US8683593Jan 15, 2013Mar 25, 2014Lookout, Inc.Server-assisted analysis of data for a mobile device
US8695091 *Feb 11, 2009Apr 8, 2014Sophos LimitedSystems and methods for enforcing policies for proxy website detection using advertising account ID
US8738708Sep 29, 2006May 27, 2014Mcafee, Inc.Bounce management in a trusted communication network
US8738765Jun 14, 2011May 27, 2014Lookout, Inc.Mobile device DNS optimization
US8739285 *Oct 21, 2010May 27, 2014Emc CorporationDifferential virus scan
US8745701 *Jan 7, 2013Jun 3, 2014Broadcom CorporationMethod and system for modeling options for opaque management data for a user and/or an owner
US8745739May 1, 2012Jun 3, 2014Lookout, Inc.System and method for server-coupled application re-analysis to obtain characterization assessment
US8752176May 2, 2012Jun 10, 2014Lookout, Inc.System and method for server-coupled application re-analysis to obtain trust, distribution and ratings assessment
US8763076Jun 4, 2012Jun 24, 2014Symantec CorporationEndpoint management using trust rating data
US8769690 *Jul 9, 2010Jul 1, 2014AVG Netherlands B.V.Protection from malicious web content
US8774788Oct 10, 2013Jul 8, 2014Lookout, Inc.Systems and methods for transmitting a communication based on a device leaving or entering an area
US8788881Aug 17, 2011Jul 22, 2014Lookout, Inc.System and method for mobile device push communications
US8805995 *May 26, 2009Aug 12, 2014Symantec CorporationCapturing data relating to a threat
US8806620 *Dec 26, 2009Aug 12, 2014Intel CorporationMethod and device for managing security events
US20090240707 *Mar 18, 2008Sep 24, 2009International Business Machines CorporationEvent driven input data validation
US20090249483 *Mar 30, 2009Oct 1, 2009Raytheon CompanyCommand and Control Systems for Cyber Warfare
US20100205665 *Feb 11, 2009Aug 12, 2010Onur KomiliSystems and methods for enforcing policies for proxy website detection using advertising account id
US20110030058 *Jul 9, 2010Feb 3, 2011Yuval Ben-ItzhakSystem and method for scanning and marking web content
US20110047369 *Jul 6, 2010Feb 24, 2011Cohen Alexander JConfiguring Software Agent Security Remotely

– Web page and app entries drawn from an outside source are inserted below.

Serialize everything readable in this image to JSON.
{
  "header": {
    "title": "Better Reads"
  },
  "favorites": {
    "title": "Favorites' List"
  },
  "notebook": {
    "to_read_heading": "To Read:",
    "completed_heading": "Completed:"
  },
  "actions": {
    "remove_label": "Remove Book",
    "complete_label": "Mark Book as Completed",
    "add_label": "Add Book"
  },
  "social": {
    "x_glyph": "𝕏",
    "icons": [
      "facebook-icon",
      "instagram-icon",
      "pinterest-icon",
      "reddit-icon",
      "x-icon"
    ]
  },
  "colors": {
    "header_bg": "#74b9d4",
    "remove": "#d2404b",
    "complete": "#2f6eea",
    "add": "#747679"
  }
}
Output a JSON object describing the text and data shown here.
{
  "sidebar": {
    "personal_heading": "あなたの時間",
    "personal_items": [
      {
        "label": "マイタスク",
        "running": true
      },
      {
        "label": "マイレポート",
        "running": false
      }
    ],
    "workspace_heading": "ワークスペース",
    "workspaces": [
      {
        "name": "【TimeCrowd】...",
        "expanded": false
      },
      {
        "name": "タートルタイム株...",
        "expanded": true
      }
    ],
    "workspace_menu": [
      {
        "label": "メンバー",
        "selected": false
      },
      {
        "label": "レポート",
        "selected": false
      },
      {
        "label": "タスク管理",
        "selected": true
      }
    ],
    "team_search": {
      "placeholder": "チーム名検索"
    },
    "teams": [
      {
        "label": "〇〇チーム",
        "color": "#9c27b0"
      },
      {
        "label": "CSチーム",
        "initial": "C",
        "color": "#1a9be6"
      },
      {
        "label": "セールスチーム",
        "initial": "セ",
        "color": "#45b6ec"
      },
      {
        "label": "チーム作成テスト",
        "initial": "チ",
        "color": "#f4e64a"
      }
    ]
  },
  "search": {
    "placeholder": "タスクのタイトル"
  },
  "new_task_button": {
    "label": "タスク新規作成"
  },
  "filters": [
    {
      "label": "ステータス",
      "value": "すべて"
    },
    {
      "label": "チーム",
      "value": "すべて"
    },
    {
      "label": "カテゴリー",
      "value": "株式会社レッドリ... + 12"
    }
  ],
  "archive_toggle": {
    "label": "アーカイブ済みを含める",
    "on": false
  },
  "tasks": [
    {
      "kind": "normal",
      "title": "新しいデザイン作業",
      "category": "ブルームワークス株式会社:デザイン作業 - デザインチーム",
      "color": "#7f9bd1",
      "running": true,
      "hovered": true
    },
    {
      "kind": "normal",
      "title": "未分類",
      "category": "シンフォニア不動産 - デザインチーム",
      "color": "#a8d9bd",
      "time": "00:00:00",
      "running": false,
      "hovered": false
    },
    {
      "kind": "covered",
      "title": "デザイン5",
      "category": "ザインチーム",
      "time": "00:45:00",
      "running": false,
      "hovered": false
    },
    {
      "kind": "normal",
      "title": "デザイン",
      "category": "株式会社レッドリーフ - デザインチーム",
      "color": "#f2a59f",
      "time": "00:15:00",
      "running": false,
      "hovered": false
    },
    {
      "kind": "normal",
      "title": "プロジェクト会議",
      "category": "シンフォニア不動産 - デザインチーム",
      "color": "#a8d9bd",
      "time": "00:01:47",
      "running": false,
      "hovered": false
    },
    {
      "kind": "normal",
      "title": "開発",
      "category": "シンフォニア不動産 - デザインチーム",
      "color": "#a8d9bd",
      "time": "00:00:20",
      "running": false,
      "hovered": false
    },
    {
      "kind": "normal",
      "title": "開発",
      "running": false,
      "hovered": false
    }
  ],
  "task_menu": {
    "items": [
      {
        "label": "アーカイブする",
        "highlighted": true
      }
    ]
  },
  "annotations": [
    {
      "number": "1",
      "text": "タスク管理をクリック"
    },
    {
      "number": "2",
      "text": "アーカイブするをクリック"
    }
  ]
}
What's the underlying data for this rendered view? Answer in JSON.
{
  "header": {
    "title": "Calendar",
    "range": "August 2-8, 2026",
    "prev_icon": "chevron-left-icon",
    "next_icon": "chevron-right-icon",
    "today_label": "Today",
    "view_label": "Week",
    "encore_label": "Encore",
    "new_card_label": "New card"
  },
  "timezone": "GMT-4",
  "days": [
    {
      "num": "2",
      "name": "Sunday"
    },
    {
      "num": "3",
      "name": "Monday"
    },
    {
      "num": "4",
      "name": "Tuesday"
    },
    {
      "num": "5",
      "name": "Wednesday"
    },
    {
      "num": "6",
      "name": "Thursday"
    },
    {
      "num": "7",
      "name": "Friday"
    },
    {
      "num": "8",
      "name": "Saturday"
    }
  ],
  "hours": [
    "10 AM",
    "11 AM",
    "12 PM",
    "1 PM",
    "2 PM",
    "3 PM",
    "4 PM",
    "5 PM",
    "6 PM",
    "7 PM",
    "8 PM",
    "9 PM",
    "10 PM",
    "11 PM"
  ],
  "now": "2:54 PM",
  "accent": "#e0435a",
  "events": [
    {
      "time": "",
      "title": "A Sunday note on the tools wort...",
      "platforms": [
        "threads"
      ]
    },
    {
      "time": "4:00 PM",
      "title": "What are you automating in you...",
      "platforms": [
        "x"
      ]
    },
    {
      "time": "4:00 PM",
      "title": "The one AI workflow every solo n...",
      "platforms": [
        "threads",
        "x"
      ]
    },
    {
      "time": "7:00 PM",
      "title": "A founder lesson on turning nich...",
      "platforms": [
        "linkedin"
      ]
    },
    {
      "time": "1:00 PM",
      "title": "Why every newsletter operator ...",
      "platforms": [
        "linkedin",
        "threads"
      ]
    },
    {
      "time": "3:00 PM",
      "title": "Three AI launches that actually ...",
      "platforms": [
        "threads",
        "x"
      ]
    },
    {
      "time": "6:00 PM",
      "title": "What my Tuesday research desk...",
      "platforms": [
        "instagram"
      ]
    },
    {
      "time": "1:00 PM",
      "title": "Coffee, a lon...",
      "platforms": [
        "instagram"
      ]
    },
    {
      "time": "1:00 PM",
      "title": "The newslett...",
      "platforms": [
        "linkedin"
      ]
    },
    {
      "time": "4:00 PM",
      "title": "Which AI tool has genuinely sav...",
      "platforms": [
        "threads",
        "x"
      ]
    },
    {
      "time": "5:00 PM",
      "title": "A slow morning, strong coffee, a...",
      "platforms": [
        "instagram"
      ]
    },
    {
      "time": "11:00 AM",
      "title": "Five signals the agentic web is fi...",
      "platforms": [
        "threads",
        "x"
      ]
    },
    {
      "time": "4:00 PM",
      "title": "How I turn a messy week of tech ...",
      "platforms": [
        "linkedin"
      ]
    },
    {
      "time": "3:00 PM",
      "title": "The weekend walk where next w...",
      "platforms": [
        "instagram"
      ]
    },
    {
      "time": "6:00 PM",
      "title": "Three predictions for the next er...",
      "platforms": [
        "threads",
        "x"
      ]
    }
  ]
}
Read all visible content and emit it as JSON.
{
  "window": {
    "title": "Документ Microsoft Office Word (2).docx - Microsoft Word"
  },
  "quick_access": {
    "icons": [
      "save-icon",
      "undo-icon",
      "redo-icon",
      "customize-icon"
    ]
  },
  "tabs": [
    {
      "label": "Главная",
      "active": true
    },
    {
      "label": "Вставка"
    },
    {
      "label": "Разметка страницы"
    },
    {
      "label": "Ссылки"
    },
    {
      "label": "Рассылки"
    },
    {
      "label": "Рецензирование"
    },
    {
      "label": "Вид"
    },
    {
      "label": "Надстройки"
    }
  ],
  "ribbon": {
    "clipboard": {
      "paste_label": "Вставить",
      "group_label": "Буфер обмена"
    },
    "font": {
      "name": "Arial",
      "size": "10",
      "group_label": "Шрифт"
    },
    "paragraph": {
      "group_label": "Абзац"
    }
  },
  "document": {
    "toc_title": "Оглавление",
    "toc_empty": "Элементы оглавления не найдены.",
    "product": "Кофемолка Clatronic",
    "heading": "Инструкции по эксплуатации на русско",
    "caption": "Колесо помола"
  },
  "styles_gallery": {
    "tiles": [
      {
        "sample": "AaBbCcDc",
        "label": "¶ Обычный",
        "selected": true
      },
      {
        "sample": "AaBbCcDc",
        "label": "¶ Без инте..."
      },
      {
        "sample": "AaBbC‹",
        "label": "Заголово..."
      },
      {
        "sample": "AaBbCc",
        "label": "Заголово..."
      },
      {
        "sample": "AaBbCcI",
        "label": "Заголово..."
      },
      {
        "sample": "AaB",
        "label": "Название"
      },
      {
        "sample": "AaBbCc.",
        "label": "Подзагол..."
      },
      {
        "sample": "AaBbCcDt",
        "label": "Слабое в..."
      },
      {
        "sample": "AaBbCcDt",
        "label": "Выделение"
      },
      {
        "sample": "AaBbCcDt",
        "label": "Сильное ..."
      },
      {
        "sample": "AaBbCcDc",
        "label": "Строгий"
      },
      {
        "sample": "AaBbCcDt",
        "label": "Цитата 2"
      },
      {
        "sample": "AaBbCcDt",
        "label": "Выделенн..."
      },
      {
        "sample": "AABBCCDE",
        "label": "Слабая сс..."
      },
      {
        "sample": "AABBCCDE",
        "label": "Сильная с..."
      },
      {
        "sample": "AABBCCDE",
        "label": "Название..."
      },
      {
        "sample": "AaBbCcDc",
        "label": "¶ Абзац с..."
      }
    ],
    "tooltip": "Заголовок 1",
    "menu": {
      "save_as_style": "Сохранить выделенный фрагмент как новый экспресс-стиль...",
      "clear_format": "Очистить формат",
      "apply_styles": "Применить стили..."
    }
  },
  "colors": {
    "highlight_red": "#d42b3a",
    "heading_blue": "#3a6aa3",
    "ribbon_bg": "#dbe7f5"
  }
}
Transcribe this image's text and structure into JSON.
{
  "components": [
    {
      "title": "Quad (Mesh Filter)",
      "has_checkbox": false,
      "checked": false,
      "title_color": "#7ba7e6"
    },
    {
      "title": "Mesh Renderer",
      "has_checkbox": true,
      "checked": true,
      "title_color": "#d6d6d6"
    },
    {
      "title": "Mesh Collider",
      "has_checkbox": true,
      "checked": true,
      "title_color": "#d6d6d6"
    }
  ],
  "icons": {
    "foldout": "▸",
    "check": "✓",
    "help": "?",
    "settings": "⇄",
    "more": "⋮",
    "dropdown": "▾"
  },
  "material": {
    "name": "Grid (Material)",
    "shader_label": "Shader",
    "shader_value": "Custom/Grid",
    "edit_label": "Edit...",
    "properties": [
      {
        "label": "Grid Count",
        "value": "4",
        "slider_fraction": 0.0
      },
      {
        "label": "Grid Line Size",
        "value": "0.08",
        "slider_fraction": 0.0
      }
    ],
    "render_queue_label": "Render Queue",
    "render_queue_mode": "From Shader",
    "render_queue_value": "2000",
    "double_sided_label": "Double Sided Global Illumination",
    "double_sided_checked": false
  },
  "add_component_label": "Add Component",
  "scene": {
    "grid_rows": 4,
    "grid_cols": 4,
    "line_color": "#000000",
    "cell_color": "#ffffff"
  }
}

US20110138036 *Dec 7, 2009Jun 9, 2011Verizon Patent And Licensing, Inc.Scalable reusable scanning of application networks/systems
US20110161848 *Dec 26, 2009Jun 30, 2011Purcell Stacy PMethod and device for managing security events
US20120290640 *Apr 30, 2012Nov 15, 2012Lookout, Inc., A California CorporationSystem and method for server-coupled application re-analysis
US20130055339 *Aug 29, 2011Feb 28, 2013Paul ApostolescuSecurity event management apparatus, systems, and methods
US20130125216 *Jan 7, 2013May 16, 2013Broadcom CorporationMethod and system for modeling options for opaque management data for a user and/or an owner
WO2013165797A1 *Apr 25, 2013Nov 7, 2013Bank Of America CorporationEnterprise security manager remediator
WO2014044109A1 *Aug 22, 2013Mar 27, 2014Tencent Technology (Shenzhen) Company LimitedMethod and apparatus for virus scanning
Classifications
U.S. Classification726/25
International ClassificationG06F12/14
Cooperative ClassificationH04L63/20, H04L41/0681, H04L41/06, H04L41/0213, H04L63/102
European ClassificationH04L63/10B, H04L41/06
Legal Events
DateCodeEventDescription
Jul 2, 2012FPAYFee payment
Year of fee payment: 4
May 26, 2009CCCertificate of correction
Sep 10, 2003ASAssignment
Owner name: SYMANTEC CORPORATION, CALIFORNIA
Free format text: ASSIGNMENT OF ASSIGNORS INTEREST;ASSIGNOR:AGBABIAN, PAUL M.;REEL/FRAME:014502/0169
Effective date: 20030908